== DESCRIPTION OF THE TASK ==
Please write out each entry that follows, keeping it exactly the same.

Start of RECORDED INFORMATION

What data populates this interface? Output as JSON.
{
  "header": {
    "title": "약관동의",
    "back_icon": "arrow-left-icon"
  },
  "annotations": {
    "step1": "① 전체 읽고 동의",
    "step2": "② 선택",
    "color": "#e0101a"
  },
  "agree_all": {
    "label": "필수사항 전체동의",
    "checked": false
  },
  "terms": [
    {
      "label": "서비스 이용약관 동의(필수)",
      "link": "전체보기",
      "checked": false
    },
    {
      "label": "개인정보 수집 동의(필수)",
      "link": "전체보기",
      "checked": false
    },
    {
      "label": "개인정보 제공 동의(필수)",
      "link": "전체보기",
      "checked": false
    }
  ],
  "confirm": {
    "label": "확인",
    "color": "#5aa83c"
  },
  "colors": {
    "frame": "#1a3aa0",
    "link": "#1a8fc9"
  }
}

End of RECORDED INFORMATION

== EXERCISE RESPONSE ==
What data populates this interface? Output as JSON.
{
  "header": {
    "title": "약관동의",
    "back_icon": "arrow-left-icon"
  },
  "annotations": {
    "step1": "① 전체 읽고 동의",
    "step2": "② 선택",
    "color": "#e0101a"
  },
  "agree_all": {
    "label": "필수사항 전체동의",
    "checked": false
  },
  "terms": [
    {
      "label": "서비스 이용약관 동의(필수)",
      "link": "전체보기",
      "checked": false
    },
    {
      "label": "개인정보 수집 동의(필수)",
      "link": "전체보기",
      "checked": false
    },
    {
      "label": "개인정보 제공 동의(필수)",
      "link": "전체보기",
      "checked": false
    }
  ],
  "confirm": {
    "label": "확인",
    "color": "#5aa83c"
  },
  "colors": {
    "frame": "#1a3aa0",
    "link": "#1a8fc9"
  }
}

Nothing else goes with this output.